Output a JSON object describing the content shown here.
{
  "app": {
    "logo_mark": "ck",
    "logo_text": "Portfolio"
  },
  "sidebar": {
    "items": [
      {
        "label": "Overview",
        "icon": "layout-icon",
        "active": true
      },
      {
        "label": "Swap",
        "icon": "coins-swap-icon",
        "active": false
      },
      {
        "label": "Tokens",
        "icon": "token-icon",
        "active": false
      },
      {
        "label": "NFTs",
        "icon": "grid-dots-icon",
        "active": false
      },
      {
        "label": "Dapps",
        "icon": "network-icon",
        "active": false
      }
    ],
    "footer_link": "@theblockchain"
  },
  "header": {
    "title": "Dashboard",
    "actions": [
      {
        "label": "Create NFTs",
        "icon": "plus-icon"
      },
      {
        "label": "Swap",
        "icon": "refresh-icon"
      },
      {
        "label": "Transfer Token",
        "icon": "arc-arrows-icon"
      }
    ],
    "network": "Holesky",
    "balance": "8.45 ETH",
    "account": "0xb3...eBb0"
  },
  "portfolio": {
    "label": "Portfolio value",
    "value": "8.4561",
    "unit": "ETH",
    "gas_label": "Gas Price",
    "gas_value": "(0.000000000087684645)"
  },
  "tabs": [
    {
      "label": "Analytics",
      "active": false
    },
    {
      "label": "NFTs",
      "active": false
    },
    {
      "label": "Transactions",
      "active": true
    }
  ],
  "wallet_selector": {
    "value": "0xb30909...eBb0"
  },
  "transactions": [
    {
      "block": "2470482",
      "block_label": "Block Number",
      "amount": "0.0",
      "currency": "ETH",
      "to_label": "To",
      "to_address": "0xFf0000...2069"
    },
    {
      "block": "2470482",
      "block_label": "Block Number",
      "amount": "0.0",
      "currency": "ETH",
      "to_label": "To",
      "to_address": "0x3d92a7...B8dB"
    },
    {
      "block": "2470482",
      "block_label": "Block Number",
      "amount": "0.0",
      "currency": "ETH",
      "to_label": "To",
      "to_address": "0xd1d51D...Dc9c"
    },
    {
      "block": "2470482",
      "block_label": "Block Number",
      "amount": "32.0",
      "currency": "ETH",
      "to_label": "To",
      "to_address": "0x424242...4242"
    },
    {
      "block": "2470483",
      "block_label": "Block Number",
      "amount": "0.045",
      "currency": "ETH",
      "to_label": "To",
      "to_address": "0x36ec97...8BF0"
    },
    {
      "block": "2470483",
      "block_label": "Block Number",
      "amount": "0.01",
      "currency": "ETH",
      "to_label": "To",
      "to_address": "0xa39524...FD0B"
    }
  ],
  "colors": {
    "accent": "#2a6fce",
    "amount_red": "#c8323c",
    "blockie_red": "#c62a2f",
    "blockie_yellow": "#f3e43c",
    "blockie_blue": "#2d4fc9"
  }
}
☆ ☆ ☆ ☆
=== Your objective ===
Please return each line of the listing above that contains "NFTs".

=== Exercise output ===
        "label": "NFTs",
        "label": "Create NFTs",
      "label": "NFTs",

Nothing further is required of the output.